* [TASK DETAILS]: Reproduce this listing in full.

***

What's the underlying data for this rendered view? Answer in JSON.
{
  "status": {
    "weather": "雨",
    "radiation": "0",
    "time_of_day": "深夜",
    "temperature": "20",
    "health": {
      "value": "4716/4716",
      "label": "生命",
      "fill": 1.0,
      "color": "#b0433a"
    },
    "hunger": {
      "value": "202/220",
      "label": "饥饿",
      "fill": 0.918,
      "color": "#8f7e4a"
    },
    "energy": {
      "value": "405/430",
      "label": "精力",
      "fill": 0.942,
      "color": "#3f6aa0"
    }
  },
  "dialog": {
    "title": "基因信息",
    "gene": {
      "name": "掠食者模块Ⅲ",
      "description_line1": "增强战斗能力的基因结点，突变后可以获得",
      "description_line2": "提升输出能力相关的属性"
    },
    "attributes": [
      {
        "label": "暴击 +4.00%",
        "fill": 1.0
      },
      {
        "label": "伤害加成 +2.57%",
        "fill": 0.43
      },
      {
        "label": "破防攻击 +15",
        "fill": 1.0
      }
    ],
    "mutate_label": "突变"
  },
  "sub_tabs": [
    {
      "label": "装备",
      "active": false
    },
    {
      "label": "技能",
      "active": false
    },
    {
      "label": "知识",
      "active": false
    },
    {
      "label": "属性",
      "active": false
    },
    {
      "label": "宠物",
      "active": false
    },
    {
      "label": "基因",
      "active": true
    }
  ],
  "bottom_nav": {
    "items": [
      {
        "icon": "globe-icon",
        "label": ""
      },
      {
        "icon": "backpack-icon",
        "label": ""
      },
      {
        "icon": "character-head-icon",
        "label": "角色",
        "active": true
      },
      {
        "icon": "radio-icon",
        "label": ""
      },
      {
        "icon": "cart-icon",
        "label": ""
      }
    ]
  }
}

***

* [RESULT FOR THIS EXERCISE]:
What's the underlying data for this rendered view? Answer in JSON.
{
  "status": {
    "weather": "雨",
    "radiation": "0",
    "time_of_day": "深夜",
    "temperature": "20",
    "health": {
      "value": "4716/4716",
      "label": "生命",
      "fill": 1.0,
      "color": "#b0433a"
    },
    "hunger": {
      "value": "202/220",
      "label": "饥饿",
      "fill": 0.918,
      "color": "#8f7e4a"
    },
    "energy": {
      "value": "405/430",
      "label": "精力",
      "fill": 0.942,
      "color": "#3f6aa0"
    }
  },
  "dialog": {
    "title": "基因信息",
    "gene": {
      "name": "掠食者模块Ⅲ",
      "description_line1": "增强战斗能力的基因结点，突变后可以获得",
      "description_line2": "提升输出能力相关的属性"
    },
    "attributes": [
      {
        "label": "暴击 +4.00%",
        "fill": 1.0
      },
      {
        "label": "伤害加成 +2.57%",
        "fill": 0.43
      },
      {
        "label": "破防攻击 +15",
        "fill": 1.0
      }
    ],
    "mutate_label": "突变"
  },
  "sub_tabs": [
    {
      "label": "装备",
      "active": false
    },
    {
      "label": "技能",
      "active": false
    },
    {
      "label": "知识",
      "active": false
    },
    {
      "label": "属性",
      "active": false
    },
    {
      "label": "宠物",
      "active": false
    },
    {
      "label": "基因",
      "active": true
    }
  ],
  "bottom_nav": {
    "items": [
      {
        "icon": "globe-icon",
        "label": ""
      },
      {
        "icon": "backpack-icon",
        "label": ""
      },
      {
        "icon": "character-head-icon",
        "label": "角色",
        "active": true
      },
      {
        "icon": "radio-icon",
        "label": ""
      },
      {
        "icon": "cart-icon",
        "label": ""
      }
    ]
  }
}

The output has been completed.